In 1971, Ceauşescu visited North Korea and returned brimming with admiration for the grandiose avenues of Kim II Sung’s capital, Pyongyang. 13 years further along, inspired by what he’d noticed, Ceauşescu set out to remodel Bucharest as “the very first socialist capital for the brand new socialist man”, also to produce a brand new management centre that had been to be “a symbolic representation of the 2 decades of enlightenment we’ve only lived through”. In reality, obviously, this particular Centru Civic was designed to embody the state’s power which of Ceauşescu himself. Applying this megalomaniac vision entailed the demolition of a quarter of Bucharest’s historic centre (aproximatelly 5 square kilometres), said to be slums broken by the 1977 earthquake, but actually that contains 9 1000 mostly untouched nineteenth century houses, whose forty 1000 inhabitants have been relocated in brand new improvements on the outskirts of the community. There was global condemnation of this particular vandalism, especially because so many old churches were being swept away. Although several of the churches had been in the long run reprieved, they’re today flanked by great contemporary apartment blocks and are separated from the urbanized context which gave them meaning. The center of the complex was mostly carried out by 1989, just in time for the dictator’s overthrow.
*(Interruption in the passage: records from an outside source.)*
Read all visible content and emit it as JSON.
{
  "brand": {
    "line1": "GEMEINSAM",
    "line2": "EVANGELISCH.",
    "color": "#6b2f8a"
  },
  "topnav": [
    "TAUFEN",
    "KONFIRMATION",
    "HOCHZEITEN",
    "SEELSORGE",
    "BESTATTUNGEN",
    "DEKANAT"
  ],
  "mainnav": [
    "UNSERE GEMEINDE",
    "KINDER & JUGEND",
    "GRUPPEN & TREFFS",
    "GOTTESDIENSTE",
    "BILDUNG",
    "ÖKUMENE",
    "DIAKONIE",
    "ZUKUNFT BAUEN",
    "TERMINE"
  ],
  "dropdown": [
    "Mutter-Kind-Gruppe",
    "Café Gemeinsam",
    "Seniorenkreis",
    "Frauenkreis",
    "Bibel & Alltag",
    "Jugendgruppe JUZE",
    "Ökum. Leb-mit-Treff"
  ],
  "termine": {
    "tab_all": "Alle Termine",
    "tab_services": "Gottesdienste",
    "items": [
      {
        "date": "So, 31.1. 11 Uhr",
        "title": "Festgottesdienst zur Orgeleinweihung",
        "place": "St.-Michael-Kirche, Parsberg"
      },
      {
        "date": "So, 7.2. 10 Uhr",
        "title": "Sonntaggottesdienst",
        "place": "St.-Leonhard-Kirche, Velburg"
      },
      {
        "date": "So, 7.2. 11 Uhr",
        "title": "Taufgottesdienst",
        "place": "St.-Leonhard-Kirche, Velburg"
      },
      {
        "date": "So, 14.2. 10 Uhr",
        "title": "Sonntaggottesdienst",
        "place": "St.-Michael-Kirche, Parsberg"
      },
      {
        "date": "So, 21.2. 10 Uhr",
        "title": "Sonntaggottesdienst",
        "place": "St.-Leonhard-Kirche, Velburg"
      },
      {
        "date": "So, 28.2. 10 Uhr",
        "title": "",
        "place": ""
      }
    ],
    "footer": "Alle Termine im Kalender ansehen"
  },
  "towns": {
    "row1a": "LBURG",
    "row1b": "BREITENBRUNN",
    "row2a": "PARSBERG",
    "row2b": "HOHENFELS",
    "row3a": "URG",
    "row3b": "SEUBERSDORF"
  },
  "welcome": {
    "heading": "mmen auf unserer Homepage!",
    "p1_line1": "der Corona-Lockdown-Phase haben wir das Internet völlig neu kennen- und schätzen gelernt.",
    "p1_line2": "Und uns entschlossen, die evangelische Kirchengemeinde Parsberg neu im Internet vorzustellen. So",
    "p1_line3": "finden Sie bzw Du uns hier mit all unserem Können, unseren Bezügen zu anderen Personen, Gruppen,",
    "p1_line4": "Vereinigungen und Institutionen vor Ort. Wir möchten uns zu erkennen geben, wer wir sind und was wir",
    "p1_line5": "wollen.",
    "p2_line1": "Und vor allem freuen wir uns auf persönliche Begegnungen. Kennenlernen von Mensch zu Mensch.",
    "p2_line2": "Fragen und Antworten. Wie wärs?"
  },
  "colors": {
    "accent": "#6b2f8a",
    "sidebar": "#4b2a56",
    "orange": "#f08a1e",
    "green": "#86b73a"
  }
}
Uniting the two halves of the Centru Civic is Bulevardul Unirii which, at 4km long and 120m wide, is slightly larger – intentionally so – than the Champs-Élysees, after which it was modelled. Midway along is Piaţa Unirii (Square of Union), an oversized expanse of concrete dominated by heavy traffic, along with important only as a critical metro interchange, as the website of the city’s primary department store – the slicked up Unirea – and also as the very best spot to see the remarkable Palace of Parliament.
Palatul Parlamentului
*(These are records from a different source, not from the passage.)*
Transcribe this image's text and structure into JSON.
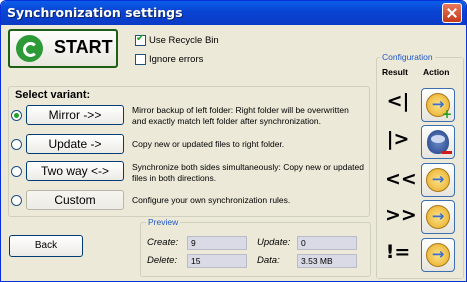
{
  "window": {
    "title": "Synchronization settings"
  },
  "start": {
    "label": "START"
  },
  "options": {
    "use_recycle_bin": {
      "label": "Use Recycle Bin",
      "checked": true
    },
    "ignore_errors": {
      "label": "Ignore errors",
      "checked": false
    }
  },
  "variants": {
    "title": "Select variant:",
    "items": [
      {
        "label": "Mirror ->>",
        "selected": true,
        "description": "Mirror backup of left folder: Right folder will be overwritten and exactly match left folder after synchronization."
      },
      {
        "label": "Update ->",
        "selected": false,
        "description": "Copy new or updated files to right folder."
      },
      {
        "label": "Two way <->",
        "selected": false,
        "description": "Synchronize both sides simultaneously: Copy new or updated files in both directions."
      },
      {
        "label": "Custom",
        "selected": false,
        "description": "Configure your own synchronization rules."
      }
    ]
  },
  "back": {
    "label": "Back"
  },
  "preview": {
    "title": "Preview",
    "create_label": "Create:",
    "create_value": "9",
    "update_label": "Update:",
    "update_value": "0",
    "delete_label": "Delete:",
    "delete_value": "15",
    "data_label": "Data:",
    "data_value": "3.53 MB"
  },
  "configuration": {
    "title": "Configuration",
    "result_header": "Result",
    "action_header": "Action",
    "rows": [
      {
        "result": "<|",
        "action_icon": "copy-right-add-icon"
      },
      {
        "result": "|>",
        "action_icon": "delete-icon"
      },
      {
        "result": "<<",
        "action_icon": "copy-right-icon"
      },
      {
        "result": ">>",
        "action_icon": "copy-right-icon"
      },
      {
        "result": "!=",
        "action_icon": "copy-right-icon"
      }
    ]
  }
}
To dominate the whole project from the western end of Bulevardul Unirii may be the colossal Palatul Parlamentului (Palace of Parliament), reported to function as the second largest management building on the planet – once the Pentagon – computing 270m by 240m, and also 86m substantial. It epitomizes the megalomania which overtook Ceauşescu in the 1980s; here he meant to home ministries, Communist Party offices and also the apartments of higher functionaries. Constructed on the website of the former Spirei Hill, that had been razed because of this task, the large scale of the structure can just be grasped by comparison with the toy like automobiles scuttling previous below. It’s 12 storeys, 4 subterranean amounts (including a nuclear bunker), 1100 rooms, a 100m-long lobby, around one half of that are used as offices as the rest are unwanted. The interiors are lavishly decorated with marble plus gold leaf, and currently there are 4500 chandeliers (11,000 were planned), the biggest of which weighs about 1.5 tonnes, however the decoration was didn’t finish because of the Ceauşescus’ ever changing whims. They had been asking for patrons, allowing nothing more than a complex function to the architects, of that there was roughly 7 100 – one staircase was rebuilt 3 times before they had been happy.
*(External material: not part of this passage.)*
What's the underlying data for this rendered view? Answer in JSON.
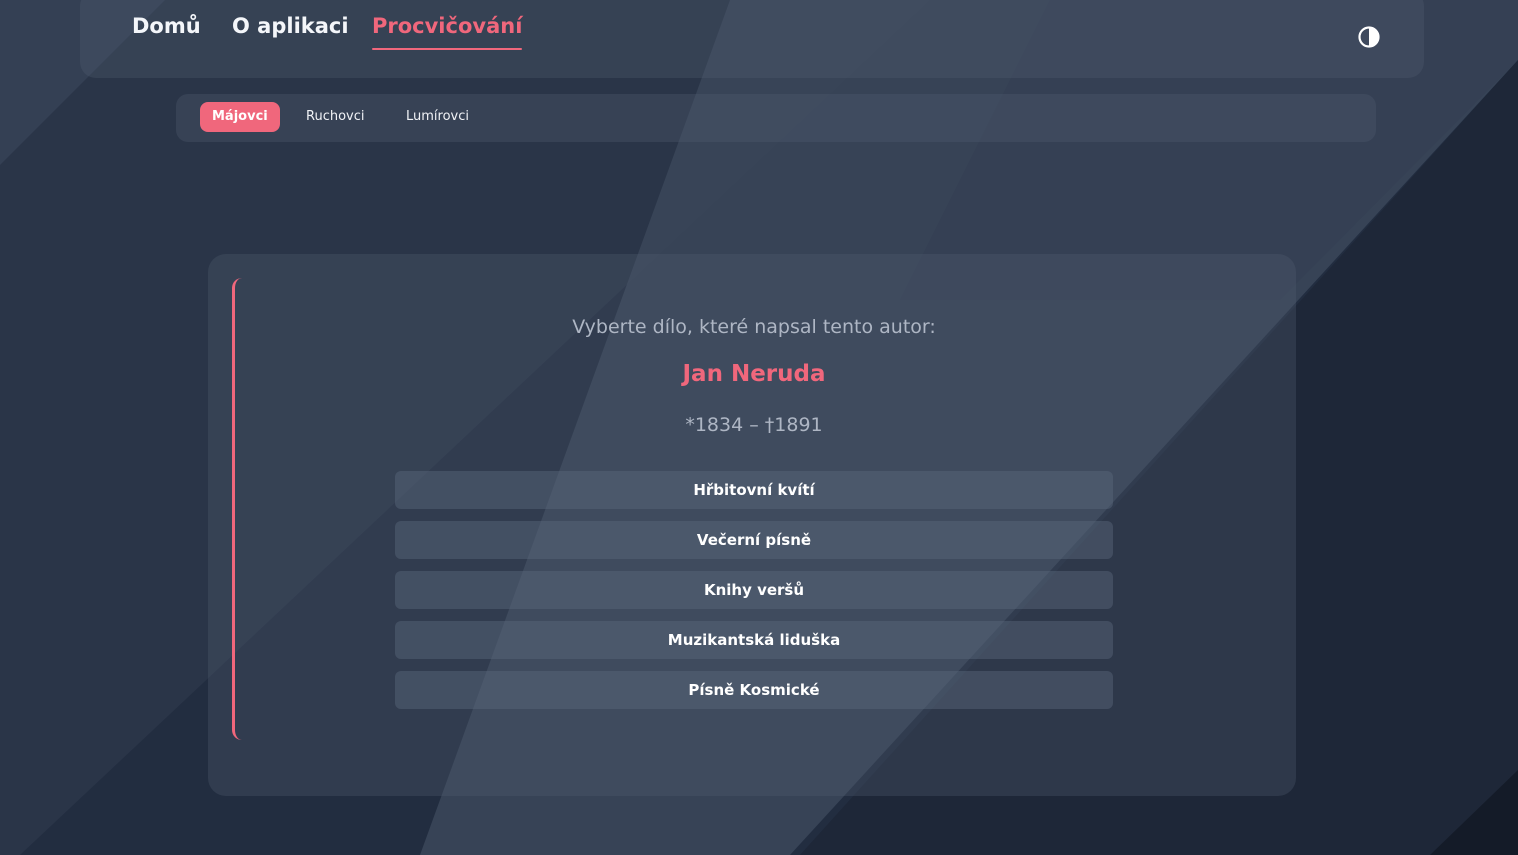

This great white-colored elephant was formally referred to as Casa Republicii, then as the Casa Poporului, but more popularly as the Casa Nebunului (Madman’s House), prior to taking on the existing name of its. The brand new government invested a very long period agonizing about a suitable use for it, and also in 1994 it was finally decided to house the Parliament and Senate here; it’s currently also utilized for international conferences.

There are many diverse tours available. The standard you are a 45 minute trek through 10 of probably the most impressive, most symbolic or perhaps merely the biggest of the halls, like the remarkable, glass ceilinged Sala Unirii (Unification Hall), in which renowned Romanian gymnast Nadia Comaneci was married in 1996. Among the final chambers you are led to stands out as the Alexandru Ioan Cuza space, whose balcony provides defining views of the community. Some other tours consume the cellar, terrace or perhaps both. The palace is very popular (particularly with trip groups) that you would do very well to time the visit of yours for the conclusion or the beginning of the day.